It was cold, so I crossed my arms across my chest, balancing my drink in one hand. I tried not to glance at Mark’s very well defined pectoral muscles as he chatted with Tori. But I failed. After a few minutes the conversation wrapped up and he turned to me with a small half smile and repeated his earlier “nice to meet you.” I mumbled something in return and then he was gone.
As soon as he was out of earshot, Tori hit me with her purse. “What is wrong with you?” she hissed.
“I didn’t realize he was right behind us!” I said defensively.
“Well that was bad enough. But then you just stood there with your arms crossed like you couldn’t wait to be rid of him. Bitch central, babe!”
“I wasn’t trying to be a bitch! It was cold! And he was obviously talking to you, not me, so I was just sort of awkward.”
“Awkward is one word for it. Kels, I think you totally had a chance there and you blew it. He could have been your Wickham for the night. Come on! Did you see those arms? Don’t you want those arms to do Wickhamesque things to you?”
I laughed in spite of myself. “I think maybe the Wickham hunt has gone to your head. All I really want to do is to go home and go to bed.”
Tori grumbled something under her breath as we moved toward the big doors leading back into the party. “Fine, we’ll go home. Depressing. Wasting a perfectly good opportunity.”

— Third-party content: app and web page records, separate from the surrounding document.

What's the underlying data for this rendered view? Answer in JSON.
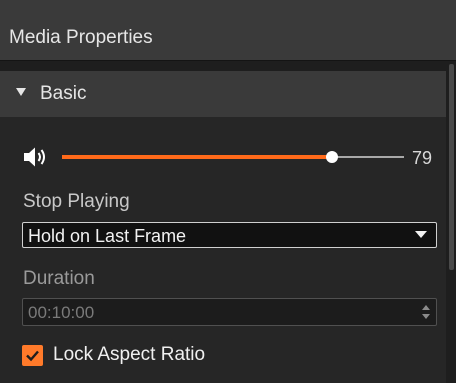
{
  "panel": {
    "title": "Media Properties"
  },
  "section": {
    "label": "Basic"
  },
  "volume": {
    "value_label": "79",
    "level": 0.79,
    "fill_color": "#ff6a1a",
    "icon": "speaker-icon"
  },
  "stop_playing": {
    "label": "Stop Playing",
    "selected": "Hold on Last Frame"
  },
  "duration": {
    "label": "Duration",
    "value": "00:10:00"
  },
  "lock_aspect": {
    "label": "Lock Aspect Ratio",
    "checked": true,
    "color": "#ff7a2a"
  }
}
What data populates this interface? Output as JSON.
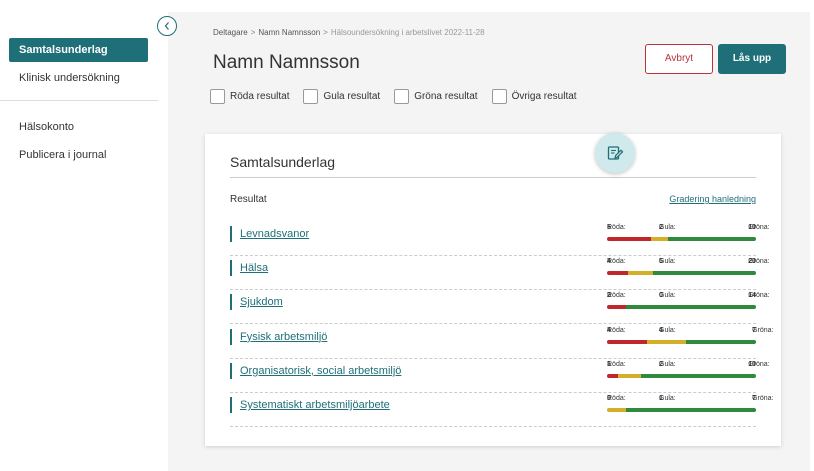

I nodded noncommittally. I wasn’t sure how much of an opportunity I would have had with Mark and his arms. My guess is none. And even if I’d had the opportunity, I’m not really sure I was the rebound fling type. I was more the eat twice my weight in chocolate and watch sappy movies type. I was just glad to be heading back home and if thoughts of what Wickhamesque things a certain Aussie could do to me with his spectacular arms kept popping into my mind, it was because of Tori’s suggestion. And maybe the alcohol. Yeah, that’s all it was.